Franklin Barbecue started off as a food truck in 2009 and has morphed into a stand-alone restaurant that is enormously popular. It has gotten a lot of press, to say the least. The brisket was hyperbolically named best in the history of the world in 2011 by The Austin Chronicle (come to think of it, coming from a Texas publication, this might be true), and the same year Bon Appetit magazine declared Franklin the best barbecue in America. Recently, Franklin has even been featured in a national Chase Sapphire Preferred commercial with Chef Aaron Franklin being visited by Chef Nobu Matsuhisa. All of the buzz has resulted in lengthy waits. People start lining up before 8am for the 11am opening time. This is to get a coveted place under the covered awning on one side of the building to help escape the relentless, scorching Texas sun and heat (100 degrees when I visited in early September), and to ensure that the barbecue does not sell out. I arrived on a Sunday morning at 8am, and was about 20th in line and got a place under the awning. I finally made it inside after a three hour wait. Thankfully, Franklin’s restaurant is air-conditioned!

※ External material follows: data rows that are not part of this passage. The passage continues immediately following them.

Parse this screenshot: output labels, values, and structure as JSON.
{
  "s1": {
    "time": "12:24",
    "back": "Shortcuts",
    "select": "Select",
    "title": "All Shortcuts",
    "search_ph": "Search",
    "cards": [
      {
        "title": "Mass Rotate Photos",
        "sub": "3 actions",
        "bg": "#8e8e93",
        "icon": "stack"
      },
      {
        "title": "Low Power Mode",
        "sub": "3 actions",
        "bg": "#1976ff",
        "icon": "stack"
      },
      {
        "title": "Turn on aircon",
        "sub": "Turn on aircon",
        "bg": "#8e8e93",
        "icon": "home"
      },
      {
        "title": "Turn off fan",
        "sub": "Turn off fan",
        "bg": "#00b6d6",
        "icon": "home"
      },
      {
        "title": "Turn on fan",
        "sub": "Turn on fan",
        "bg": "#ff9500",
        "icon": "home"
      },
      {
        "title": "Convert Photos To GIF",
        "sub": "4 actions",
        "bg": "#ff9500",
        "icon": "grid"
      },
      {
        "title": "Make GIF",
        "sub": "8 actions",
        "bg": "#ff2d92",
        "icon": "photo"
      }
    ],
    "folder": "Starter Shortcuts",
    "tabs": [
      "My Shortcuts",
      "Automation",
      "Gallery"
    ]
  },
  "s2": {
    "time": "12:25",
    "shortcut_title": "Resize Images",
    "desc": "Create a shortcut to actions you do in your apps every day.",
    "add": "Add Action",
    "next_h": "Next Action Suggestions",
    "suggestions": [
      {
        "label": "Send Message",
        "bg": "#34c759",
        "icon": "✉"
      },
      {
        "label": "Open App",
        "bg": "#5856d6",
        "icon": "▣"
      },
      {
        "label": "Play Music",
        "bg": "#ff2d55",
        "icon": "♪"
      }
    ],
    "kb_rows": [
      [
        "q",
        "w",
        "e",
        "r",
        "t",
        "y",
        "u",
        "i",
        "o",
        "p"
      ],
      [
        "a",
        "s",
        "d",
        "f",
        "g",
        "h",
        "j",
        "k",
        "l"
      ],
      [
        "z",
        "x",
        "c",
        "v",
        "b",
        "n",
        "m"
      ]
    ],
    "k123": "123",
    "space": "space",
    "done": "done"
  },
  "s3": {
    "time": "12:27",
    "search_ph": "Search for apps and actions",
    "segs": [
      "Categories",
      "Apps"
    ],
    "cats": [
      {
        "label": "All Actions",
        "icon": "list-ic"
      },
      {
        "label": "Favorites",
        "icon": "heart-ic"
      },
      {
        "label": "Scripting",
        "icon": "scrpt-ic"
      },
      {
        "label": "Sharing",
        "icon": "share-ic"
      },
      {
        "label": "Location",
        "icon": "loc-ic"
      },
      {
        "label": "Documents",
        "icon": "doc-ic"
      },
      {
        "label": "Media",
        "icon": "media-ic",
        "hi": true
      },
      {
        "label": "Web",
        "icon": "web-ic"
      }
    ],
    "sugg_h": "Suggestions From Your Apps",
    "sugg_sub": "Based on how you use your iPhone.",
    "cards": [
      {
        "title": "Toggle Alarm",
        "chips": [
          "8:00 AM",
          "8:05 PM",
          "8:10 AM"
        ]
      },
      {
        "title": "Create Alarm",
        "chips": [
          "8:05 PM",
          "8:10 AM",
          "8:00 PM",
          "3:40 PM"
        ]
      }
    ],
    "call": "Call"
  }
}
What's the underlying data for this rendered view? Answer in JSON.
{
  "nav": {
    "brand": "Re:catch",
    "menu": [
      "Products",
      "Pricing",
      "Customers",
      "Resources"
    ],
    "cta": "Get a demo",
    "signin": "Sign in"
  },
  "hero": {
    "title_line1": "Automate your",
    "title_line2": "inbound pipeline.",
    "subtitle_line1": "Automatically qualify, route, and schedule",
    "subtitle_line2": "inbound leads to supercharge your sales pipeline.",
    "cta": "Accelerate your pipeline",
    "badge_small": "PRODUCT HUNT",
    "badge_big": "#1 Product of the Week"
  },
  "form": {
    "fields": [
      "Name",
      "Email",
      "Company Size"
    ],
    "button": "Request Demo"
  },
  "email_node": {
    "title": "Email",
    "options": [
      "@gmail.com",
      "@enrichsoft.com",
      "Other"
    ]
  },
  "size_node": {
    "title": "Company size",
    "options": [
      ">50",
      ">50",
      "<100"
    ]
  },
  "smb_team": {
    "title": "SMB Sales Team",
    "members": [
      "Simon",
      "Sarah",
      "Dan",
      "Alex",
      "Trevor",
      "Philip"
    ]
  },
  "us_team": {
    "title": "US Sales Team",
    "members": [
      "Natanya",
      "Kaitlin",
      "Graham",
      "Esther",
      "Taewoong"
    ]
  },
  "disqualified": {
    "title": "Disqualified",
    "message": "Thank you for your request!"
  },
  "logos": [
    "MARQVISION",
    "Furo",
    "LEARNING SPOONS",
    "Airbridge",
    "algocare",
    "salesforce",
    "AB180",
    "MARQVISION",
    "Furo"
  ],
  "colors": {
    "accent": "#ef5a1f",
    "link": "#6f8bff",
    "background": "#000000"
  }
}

Franklin serves beef brisket, pork ribs, pulled pork, turkey, and sausage. I got a ¼ pound sampler platter of each type of meat, along with one sausage link. At the counter I got my first taste of the brisket, a generous sample cut by the chef. Crisp bark, fatty richness, moist interior, and smoky flavor throughout really was extraordinary. There are fatty and lean portions available, and I think the fatty portions are the best, but they are both great. The pork rib was also outstanding. Peppery bark, with tender flavorful interior meat. The sausage was also excellent. The turkey was moist and good, and the pulled pork was fair. The stand-outs for me were that brisket, along with the pork rib and sausage.
Pickles are essential to cut the richness of all the meat. Their cole slaw is really great, and the beans were OK in my opinion.
I got a pound of brisket to take home. They wrap it in butcher paper and provide a plastic bag and some containers of three types of BBQ sauce. Everyone was really friendly. The brisket survived a plane trip home the same day and was delicious wrapped in foil and reheated at 350 for about twenty minutes.
This is the last in my series on Austin, a city I really liked. Unique places like Franklin Barbecue, Qui, John Mueller, and East Side King make Austin a really great food destination.
Link to Franklin Barbecue website here.